PET: Both a Blessing and Curse
Ever see those plastic water and pop bottles labelled with number 1? That number refers to polyethylene terephthalate, a common plastic that is often used to make these bottles because of its many benefits such as its impact resistance and light weight. PET plastic continues to be mass-produced more and more due to such advantageous properties, and most of it ends up in non-recycled waste. Together with other widely-used plastics, they account for almost 90% of total plastic production worldwide, according to an article about plastic waste in the marine environment, which is why they are the most commonly found in the environment, specifically in aquatic environments as well. In other words, plastic is non-biodegradable, does not decompose naturally, and therefore ends up in the environment in some way. As more plastic is released into the environment, plastic is increasingly accumulated.
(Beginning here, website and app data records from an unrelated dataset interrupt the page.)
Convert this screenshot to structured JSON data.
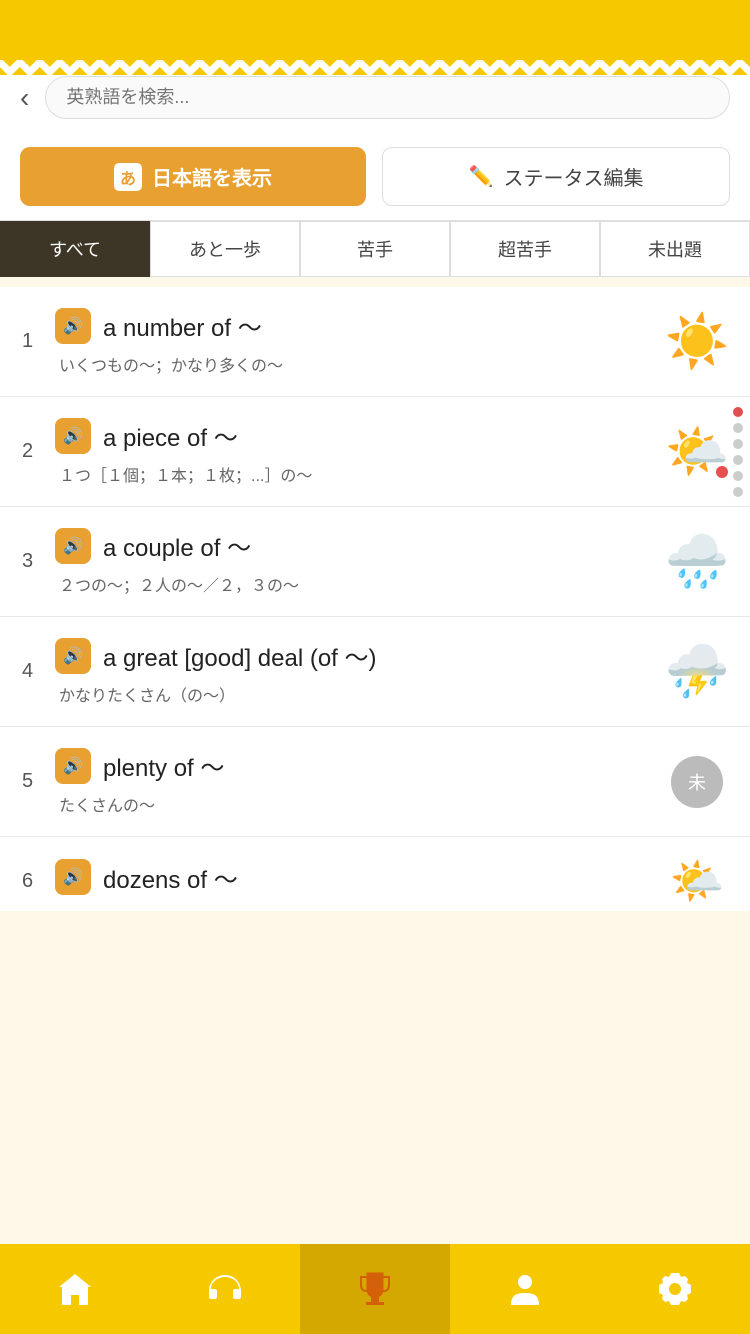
{
  "header": {
    "search_placeholder": "英熟語を検索...",
    "back_label": "‹"
  },
  "buttons": {
    "japanese_label": "日本語を表示",
    "japanese_icon": "あ",
    "status_label": "ステータス編集"
  },
  "tabs": [
    {
      "label": "すべて",
      "active": true
    },
    {
      "label": "あと一歩",
      "active": false
    },
    {
      "label": "苦手",
      "active": false
    },
    {
      "label": "超苦手",
      "active": false
    },
    {
      "label": "未出題",
      "active": false
    }
  ],
  "items": [
    {
      "number": "1",
      "phrase": "a number of 〜",
      "meaning": "いくつもの〜；かなり多くの〜",
      "status": "sunny",
      "status_icon": "☀️"
    },
    {
      "number": "2",
      "phrase": "a piece of 〜",
      "meaning": "１つ［１個；１本；１枚；...］の〜",
      "status": "cloudy-sun",
      "status_icon": "⛅"
    },
    {
      "number": "3",
      "phrase": "a couple of 〜",
      "meaning": "２つの〜；２人の〜／２，３の〜",
      "status": "rainy",
      "status_icon": "🌧️"
    },
    {
      "number": "4",
      "phrase": "a great [good] deal (of 〜)",
      "meaning": "かなりたくさん（の〜）",
      "status": "thunder",
      "status_icon": "⛈️"
    },
    {
      "number": "5",
      "phrase": "plenty of 〜",
      "meaning": "たくさんの〜",
      "status": "unread",
      "status_icon": "未"
    },
    {
      "number": "6",
      "phrase": "dozens of 〜",
      "meaning": "",
      "status": "partial",
      "status_icon": "🌤️"
    }
  ],
  "nav": {
    "items": [
      {
        "label": "home",
        "icon": "🏠"
      },
      {
        "label": "headphones",
        "icon": "🎧"
      },
      {
        "label": "trophy",
        "icon": "🏆"
      },
      {
        "label": "person",
        "icon": "👤"
      },
      {
        "label": "gear",
        "icon": "⚙️"
      }
    ]
  }
}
The ongoing pandemic has also resulted in a sharp rise in the use of single-use plastics, including masks and takeaway boxes, more than ever before.
Is PET Recyclable?
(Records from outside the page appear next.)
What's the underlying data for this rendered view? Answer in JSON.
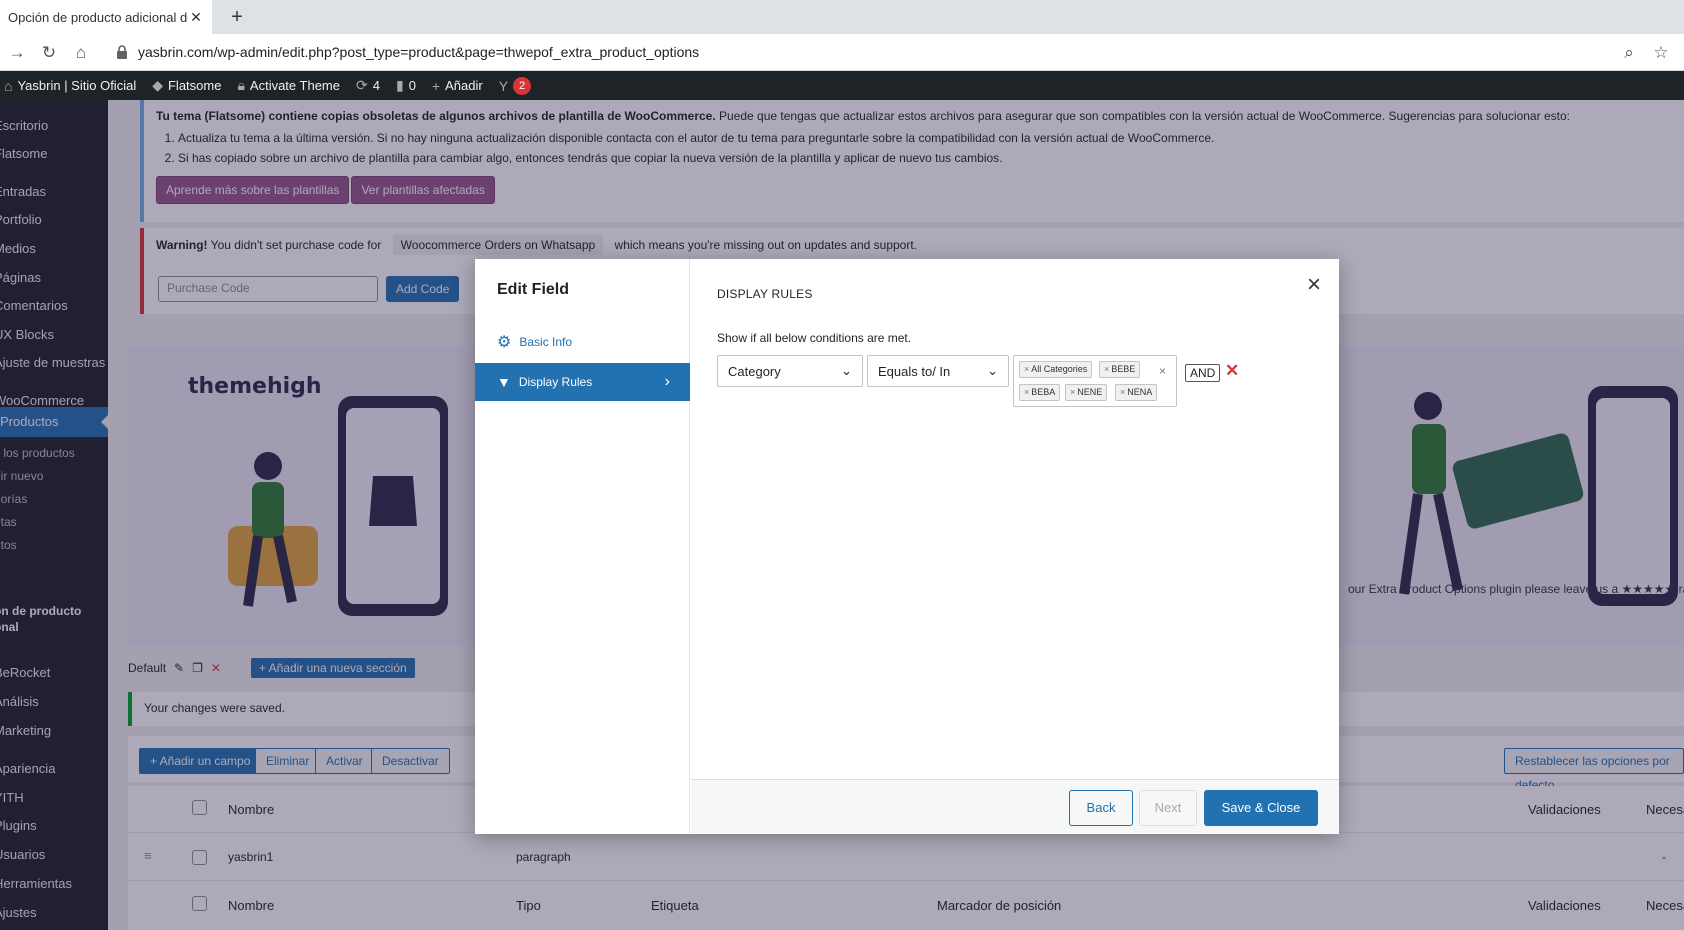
{
  "browser": {
    "tab_title": "Opción de producto adicional de",
    "url": "yasbrin.com/wp-admin/edit.php?post_type=product&page=thwepof_extra_product_options"
  },
  "adminbar": {
    "site": "Yasbrin | Sitio Oficial",
    "theme": "Flatsome",
    "activate": "Activate Theme",
    "updates": "4",
    "comments": "0",
    "add": "Añadir",
    "yoast_badge": "2"
  },
  "sidebar": {
    "items": [
      {
        "label": "Escritorio"
      },
      {
        "label": "Flatsome"
      },
      {
        "label": "Entradas"
      },
      {
        "label": "Portfolio"
      },
      {
        "label": "Medios"
      },
      {
        "label": "Páginas"
      },
      {
        "label": "Comentarios"
      },
      {
        "label": "UX Blocks"
      },
      {
        "label": "Ajuste de muestras"
      },
      {
        "label": "WooCommerce"
      },
      {
        "label": "Productos"
      },
      {
        "label": "s los productos"
      },
      {
        "label": "dir nuevo"
      },
      {
        "label": "gorías"
      },
      {
        "label": "etas"
      },
      {
        "label": "utos"
      },
      {
        "label": "ón de producto"
      },
      {
        "label": "onal"
      },
      {
        "label": "BeRocket"
      },
      {
        "label": "Análisis"
      },
      {
        "label": "Marketing"
      },
      {
        "label": "Apariencia"
      },
      {
        "label": "YITH"
      },
      {
        "label": "Plugins"
      },
      {
        "label": "Usuarios"
      },
      {
        "label": "Herramientas"
      },
      {
        "label": "Ajustes"
      }
    ]
  },
  "notice1": {
    "bold": "Tu tema (Flatsome) contiene copias obsoletas de algunos archivos de plantilla de WooCommerce.",
    "text": " Puede que tengas que actualizar estos archivos para asegurar que son compatibles con la versión actual de WooCommerce. Sugerencias para solucionar esto:",
    "li1": "Actualiza tu tema a la última versión. Si no hay ninguna actualización disponible contacta con el autor de tu tema para preguntarle sobre la compatibilidad con la versión actual de WooCommerce.",
    "li2": "Si has copiado sobre un archivo de plantilla para cambiar algo, entonces tendrás que copiar la nueva versión de la plantilla y aplicar de nuevo tus cambios.",
    "btn1": "Aprende más sobre las plantillas",
    "btn2": "Ver plantillas afectadas"
  },
  "notice2": {
    "warning": "Warning!",
    "text1": "You didn't set purchase code for",
    "plugin": "Woocommerce Orders on Whatsapp",
    "text2": "which means you're missing out on updates and support.",
    "placeholder": "Purchase Code",
    "btn": "Add Code"
  },
  "banner": {
    "logo": "themehigh",
    "text": "our Extra Product Options plugin please leave us a ★★★★★ rati"
  },
  "section": {
    "name": "Default",
    "add": "+ Añadir una nueva sección"
  },
  "saved": "Your changes were saved.",
  "toolbar": {
    "add_field": "+ Añadir un campo",
    "delete": "Eliminar",
    "activate": "Activar",
    "deactivate": "Desactivar",
    "reset": "Restablecer las opciones por defecto"
  },
  "table": {
    "h_name": "Nombre",
    "h_validations": "Validaciones",
    "h_required": "Necesario",
    "row_name": "yasbrin1",
    "row_type": "paragraph",
    "row_dash": "-",
    "f_name": "Nombre",
    "f_type": "Tipo",
    "f_label": "Etiqueta",
    "f_placeholder": "Marcador de posición",
    "f_validations": "Validaciones",
    "f_required": "Necesario"
  },
  "modal": {
    "title": "Edit Field",
    "nav_basic": "Basic Info",
    "nav_rules": "Display Rules",
    "section_title": "DISPLAY RULES",
    "desc": "Show if all below conditions are met.",
    "operand": "Category",
    "operator": "Equals to/ In",
    "values": [
      "All Categories",
      "BEBE",
      "BEBA",
      "NENE",
      "NENA"
    ],
    "and": "AND",
    "back": "Back",
    "next": "Next",
    "save": "Save & Close"
  }
}
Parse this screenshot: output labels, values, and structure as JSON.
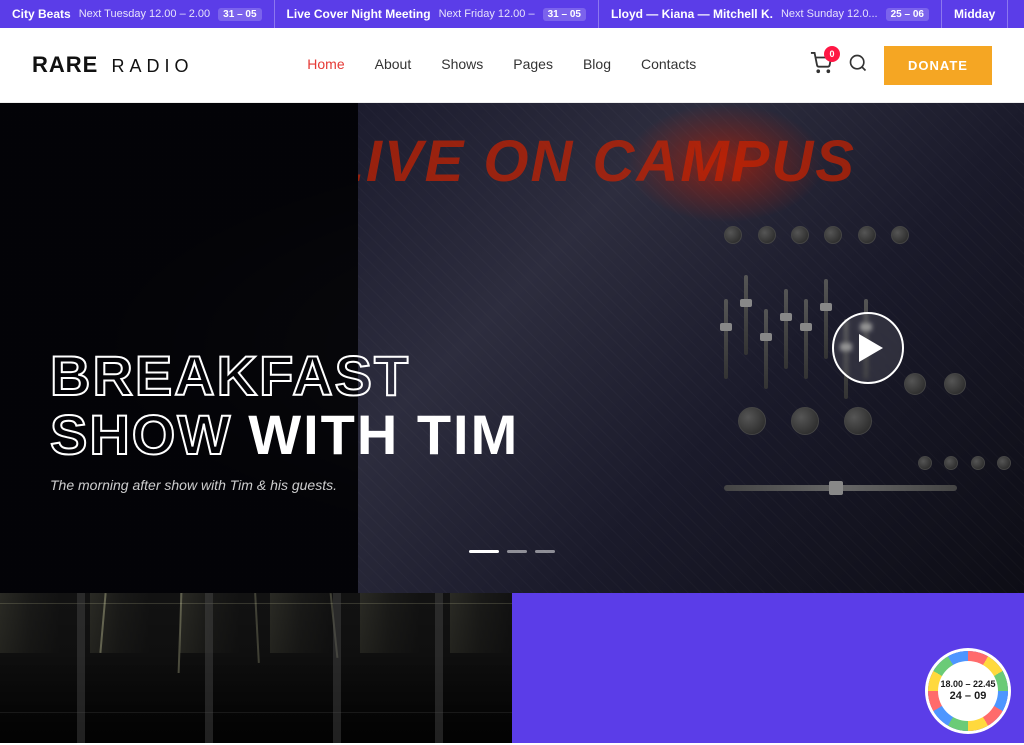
{
  "ticker": {
    "items": [
      {
        "name": "City Beats",
        "time": "Next Tuesday 12.00 – 2.00",
        "date": "31 – 05"
      },
      {
        "name": "Live Cover Night Meeting",
        "time": "Next Friday 12.00 –",
        "date": "31 – 05"
      },
      {
        "name": "Lloyd — Kiana — Mitchell K.",
        "time": "Next Sunday 12.0...",
        "date": "25 – 06"
      },
      {
        "name": "Midday",
        "time": "",
        "date": ""
      }
    ]
  },
  "header": {
    "logo_bold": "RARE",
    "logo_light": "RADIO",
    "nav": [
      {
        "label": "Home",
        "active": true
      },
      {
        "label": "About",
        "active": false
      },
      {
        "label": "Shows",
        "active": false
      },
      {
        "label": "Pages",
        "active": false
      },
      {
        "label": "Blog",
        "active": false
      },
      {
        "label": "Contacts",
        "active": false
      }
    ],
    "cart_count": "0",
    "donate_label": "DONATE"
  },
  "hero": {
    "campus_text": "LIVE ON CAMPUS",
    "title_outline": "BREAKFAST",
    "title_line2_outline": "SHOW",
    "title_line2_filled": "WITH TIM",
    "subtitle": "The morning after show with Tim & his guests.",
    "slide_count": 3
  },
  "bottom": {
    "badge_time": "18.00 – 22.45",
    "badge_date": "24 – 09"
  }
}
An article published in CBC News, PET is one of the most recyclable plastics, unlike other plastics that are known to degrade in quality when recycled. In Canada, there was a 79% recovery rate for PET bottles and jars in 2015, as researched by the Continuous Improvement Fund. Thermoforms, which are grocery store clamshell containers like those used for berries and muffins, have a recovery rate of only 11%. There is also another significant concern with PET. The plastic can be recycled over and over again, except when it is used to produce carpets or pillows. Those usually end up in landfills.
PET’s Chemical Structure
Plastic has a chemical structure that makes it extremely difficult to break down because it consists of monomers, tiny molecules that are joined together to form polymers. Many studies have been conducted on the ability of bacteria to break down PET plastic into its constituent monomers. On the other hand, not much research has been done on the ability of these bacteria to identify and absorb the monomers into their cells.
Image is courtesy of research gate.net.
The Discovery of Plastic-Eating Bacteria
There will not be a single solution to this global plastic pollution problem, but the development of microbial degradation of plastics may be a crucial step in addressing it. Ideonella sakaiensis, the first known plastic-eating bacteria, was discovered by Kyoto Institute of Technology’s Kohei Oda, Keio University’s Kenji Miyamoto, and coworkers in March 2016. They discovered a bacteria in sludge outside a bottle recycling facility in Osaka that has gained the ability to break down PET plastic. The bacteria may not be able to digest plastic quickly enough to eliminate the millions of tons of plastic waste that enter the environment each year. However, as a Forbes article explains, this is one of the many breakthroughs that will significantly help lay the foundations for the possible development of industrial-scale facilities, where enzymes gnaw on dumps of plastic or even are sprayed on patches of garbages that amass in the ocean or rivers.
Image is courtesy of Keio Research.
Other Significant Breakthroughs
A year after the Ideonella sakaiensis discovery, scientists have found a fungus that is capable of decomposing plastic at a water disposal facility in Islamabad, Pakistan. In the same year, a biology student at Reed College in Oregon discovered plastic-eating bacteria in samples collected from an oil site in Houston, Texas. After collecting soil from a brittle plastic waste site in Leipzig, Germany, researchers identified bacteria strains that can decompose polyurethane plastic. In 2018, scientists in the U.K. and U.S. altered an enzyme to degrade plastic in just a few days. Later, in October 2020, the process was further improved by joining the bacteria’s two separate plastic-eating enzymes into a single “super enzyme”. A year later, a demonstration plant was opened by Carbios, a French company, last fall for its enzymatic recycling technology.
Is This a Solution to the Plastic Crisis?
Plastic-eating bacteria may be perceived as a scientific advancement for some and a setback for others. It is important to consider if possible solutions may contribute to far bigger problems. Experts suggest that converting to reusable alternatives like Notpla’s seaweed-derived materials will ensure that non-recyclable plastic ends up in a landfill instead of the environment, and that using biodegradable materials where possible are the best approaches to combat the plastic crisis. What we do know so far, however, is that the world cannot recycle its way out of this mess, and there is no one material or one solution that will solve this crisis.
Article Author: Tanya Kor
Article Editors: Sherilyn Wen, Victoria Huang